The Bangko Sentral ng Pilipinas said inflation in February likely slowed to as low as 2.4 percent from 2.9 percent in January due to lower power, fuel and rice prices during the month.
The BSP’s Department of Economic Research saw the February inflation settling within the 2.4-percent to 3.2-percent range.
“Lower prices of petroleum products, electricity, and rice as well as other food products are expected to temper price pressures in February. Looking ahead, the BSP will remain watchful of economic and financial developments to ensure that its primary mandate of price stability conducive to balanced and sustainable economic growth is achieved,” it said.

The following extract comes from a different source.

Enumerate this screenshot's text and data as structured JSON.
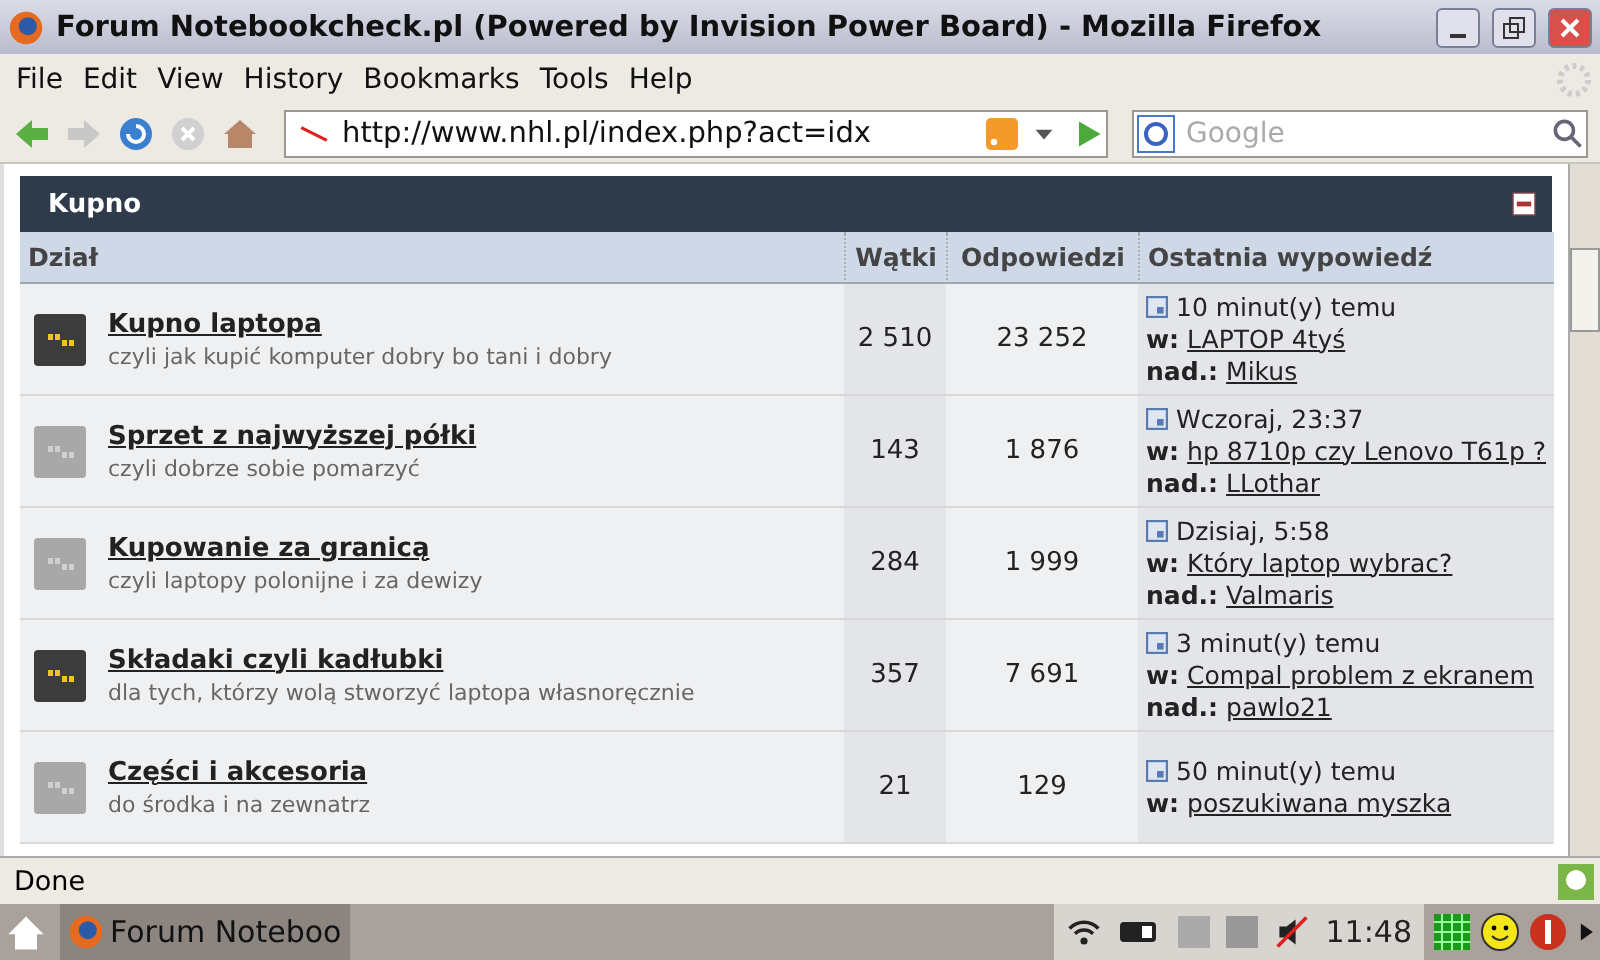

Inflation in 2019 stood at 2.5 percent, lower than the midpoint of the target range of 2 percent to 4 percent for the year due to the stabilization of food prices. Inflation stood at 2.5 percent in December, significantly slower than 5.1 percent a year ago.
The manageable inflation environment compelled the BSP to cut the policy rate by 25 basis points to 3.75 percent during the Feb. 6 Monetary Board meeting.
BSP Governor Benjamin Diokno said latest baseline forecasts indicated a broadly steady path of inflation for 2020 and 2021, with the average remaining within the target range of 2-4 percent.
He said upside risks to inflation over the near term could emanated mainly from potential upward pressures on food prices, owing in part to the African swine fever outbreak and tighter international supply of rice.
The board revised slightly upward the inflation forecast this year to an average of 3 percent from the previous estimate of 2.9 percent in the Dec. 12, 2019 meeting.
But the inflation forecast for 2021 was kept steady at 2.9 percent.